(Provided records Opens)
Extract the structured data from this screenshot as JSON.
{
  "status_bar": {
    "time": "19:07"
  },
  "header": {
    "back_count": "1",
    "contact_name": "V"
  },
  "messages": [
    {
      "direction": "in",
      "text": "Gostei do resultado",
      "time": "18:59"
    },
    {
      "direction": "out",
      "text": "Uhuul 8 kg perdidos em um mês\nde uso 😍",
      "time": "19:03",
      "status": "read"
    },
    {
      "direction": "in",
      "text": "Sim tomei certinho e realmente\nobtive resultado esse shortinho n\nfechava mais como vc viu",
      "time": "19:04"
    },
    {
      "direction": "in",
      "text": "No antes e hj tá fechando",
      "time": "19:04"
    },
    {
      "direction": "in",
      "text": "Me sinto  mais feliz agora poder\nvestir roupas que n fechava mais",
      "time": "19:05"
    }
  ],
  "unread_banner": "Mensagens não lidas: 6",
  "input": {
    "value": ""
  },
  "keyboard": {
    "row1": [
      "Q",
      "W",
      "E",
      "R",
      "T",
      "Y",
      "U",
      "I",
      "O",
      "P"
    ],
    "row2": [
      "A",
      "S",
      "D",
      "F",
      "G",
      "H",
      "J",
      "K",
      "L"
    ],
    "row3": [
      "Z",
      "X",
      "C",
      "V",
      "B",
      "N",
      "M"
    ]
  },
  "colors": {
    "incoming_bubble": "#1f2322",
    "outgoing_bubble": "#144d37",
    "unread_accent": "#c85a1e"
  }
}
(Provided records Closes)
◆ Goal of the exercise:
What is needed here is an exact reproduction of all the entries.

◆ Answer below:
Extract the structured data from this screenshot as JSON.
{
  "status_bar": {
    "time": "19:07"
  },
  "header": {
    "back_count": "1",
    "contact_name": "V"
  },
  "messages": [
    {
      "direction": "in",
      "text": "Gostei do resultado",
      "time": "18:59"
    },
    {
      "direction": "out",
      "text": "Uhuul 8 kg perdidos em um mês\nde uso 😍",
      "time": "19:03",
      "status": "read"
    },
    {
      "direction": "in",
      "text": "Sim tomei certinho e realmente\nobtive resultado esse shortinho n\nfechava mais como vc viu",
      "time": "19:04"
    },
    {
      "direction": "in",
      "text": "No antes e hj tá fechando",
      "time": "19:04"
    },
    {
      "direction": "in",
      "text": "Me sinto  mais feliz agora poder\nvestir roupas que n fechava mais",
      "time": "19:05"
    }
  ],
  "unread_banner": "Mensagens não lidas: 6",
  "input": {
    "value": ""
  },
  "keyboard": {
    "row1": [
      "Q",
      "W",
      "E",
      "R",
      "T",
      "Y",
      "U",
      "I",
      "O",
      "P"
    ],
    "row2": [
      "A",
      "S",
      "D",
      "F",
      "G",
      "H",
      "J",
      "K",
      "L"
    ],
    "row3": [
      "Z",
      "X",
      "C",
      "V",
      "B",
      "N",
      "M"
    ]
  },
  "colors": {
    "incoming_bubble": "#1f2322",
    "outgoing_bubble": "#144d37",
    "unread_accent": "#c85a1e"
  }
}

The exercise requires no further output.